Refugees twice over
I saw a piece on al-Jazeera which showed a glittering cloud of notices being dropped into Rafah City. The notices looked like silver confetti shimmering down out of a blue sky. But far from being glad tidings, they were warnings, instructing the residents of Rafah to flee for their lives as Israel was planning attacks upon the town.
Of some 130,000 people living in Rafah, 65% are already refugees, having fled their homes in Ashkelon or Beersheba and other towns that are now part of Israel proper. One wonders how these people must feel -- they fled before, expecting to return, only to find they were barred from going back to their homes. If they flee now, will they be able to return? Or will the be shunted into some other refugee camp somewhere else, losing yet again their home. Or, equally bad, will they return only to find rubble.
Someone posted a comment on this blog a few days ago that they should just move. It wasn't really clear if the "they" meant Israelis or Palestinians. In the case of the Israelis, that is an option and I'm sure many have done so. In the case of the Palestinians... it isn't so easy. Unemployment is at record highs. And the average wage of Palestinian workers amounts to $2 a day. How then, are they supposed to move? Carrying their posessions on their back, and walking? They obviously can't afford an airplane ticket to, say, the US, even if the US would take them, which as often as not they won't. We certainly wouldn't take all 130,000 of Rafah's residents, or the 1.5 million who are living in Gaza. And no one else will either.

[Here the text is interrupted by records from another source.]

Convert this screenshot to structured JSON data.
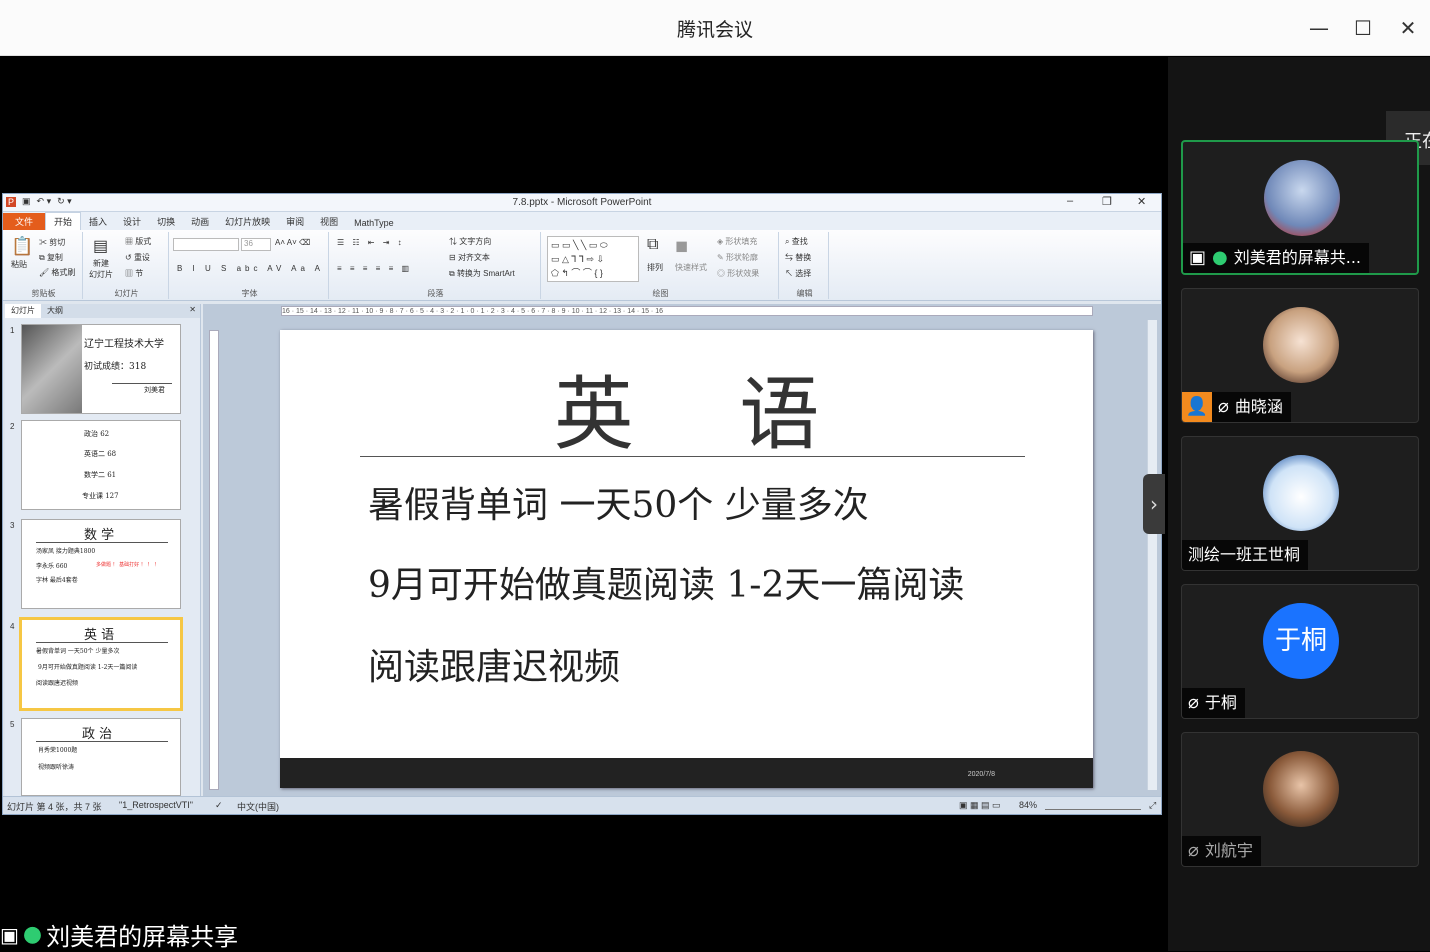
{
  "window": {
    "title": "腾讯会议"
  },
  "floating_tab": {
    "label": "正在"
  },
  "participants": [
    {
      "name": "刘美君的屏幕共...",
      "mic": "on",
      "avatar": "photo-girl"
    },
    {
      "name": "曲晓涵",
      "mic": "muted",
      "avatar": "anime-girl"
    },
    {
      "name": "测绘一班王世桐",
      "mic": "none",
      "avatar": "cartoon-boy"
    },
    {
      "name": "于桐",
      "mic": "muted",
      "avatar": "text",
      "avatar_text": "于桐"
    },
    {
      "name": "刘航宇",
      "mic": "muted",
      "avatar": "photo-selfie"
    }
  ],
  "share_label": "刘美君的屏幕共享",
  "ppt": {
    "title": "7.8.pptx - Microsoft PowerPoint",
    "tabs": [
      "文件",
      "开始",
      "插入",
      "设计",
      "切换",
      "动画",
      "幻灯片放映",
      "审阅",
      "视图",
      "MathType"
    ],
    "groups": {
      "clipboard": {
        "label": "剪贴板",
        "paste": "粘贴",
        "cut": "剪切",
        "copy": "复制",
        "format": "格式刷"
      },
      "slides": {
        "label": "幻灯片",
        "new": "新建",
        "new2": "幻灯片",
        "layout": "版式",
        "reset": "重设",
        "section": "节"
      },
      "font": {
        "label": "字体",
        "size": "36"
      },
      "paragraph": {
        "label": "段落",
        "text_dir": "文字方向",
        "align": "对齐文本",
        "smartart": "转换为 SmartArt"
      },
      "drawing": {
        "label": "绘图",
        "arrange": "排列",
        "quick": "快速样式",
        "fill": "形状填充",
        "outline": "形状轮廓",
        "effect": "形状效果"
      },
      "editing": {
        "label": "编辑",
        "find": "查找",
        "replace": "替换",
        "select": "选择"
      }
    },
    "panel_tabs": [
      "幻灯片",
      "大纲"
    ],
    "thumbnails": [
      {
        "num": "1",
        "lines": [
          "辽宁工程技术大学",
          "初试成绩：318",
          "刘美君"
        ]
      },
      {
        "num": "2",
        "lines": [
          "政治  62",
          "英语二  68",
          "数学二  61",
          "专业课  127"
        ]
      },
      {
        "num": "3",
        "title": "数 学",
        "lines": [
          "汤家凤  接力题典1800",
          "李永乐  660",
          "字林  最后4套卷"
        ],
        "red": "多做题 ！ 基础打好 ！ ！ ！"
      },
      {
        "num": "4",
        "title": "英 语",
        "lines": [
          "暑假背单词  一天50个  少量多次",
          "9月可开始做真题阅读  1-2天一篇阅读",
          "阅读跟唐迟视频"
        ]
      },
      {
        "num": "5",
        "title": "政 治",
        "lines": [
          "肖秀荣1000题",
          "视频跟听徐涛"
        ]
      }
    ],
    "slide": {
      "title": "英 语",
      "lines": [
        "暑假背单词  一天50个  少量多次",
        "9月可开始做真题阅读  1-2天一篇阅读",
        "阅读跟唐迟视频"
      ],
      "date": "2020/7/8"
    },
    "status": {
      "slide_info": "幻灯片 第 4 张，共 7 张",
      "theme": "\"1_RetrospectVTI\"",
      "lang": "中文(中国)",
      "zoom": "84%"
    },
    "ruler_text": "16 · 15 · 14 · 13 · 12 · 11 · 10 · 9 · 8 · 7 · 6 · 5 · 4 · 3 · 2 · 1 · 0 · 1 · 2 · 3 · 4 · 5 · 6 · 7 · 8 · 9 · 10 · 11 · 12 · 13 · 14 · 15 · 16"
  },
  "colors": {
    "accent_green": "#1f9a4a",
    "file_tab": "#e45d1c",
    "blue_avatar": "#1a73ff"
  }
}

Unless Israel is prepared to wipe out 1.5 million Palestinians (and we can assume they are not), they need to buckle down and work with the Gazans to come to some sort of arrangement which makes life livable in the strip.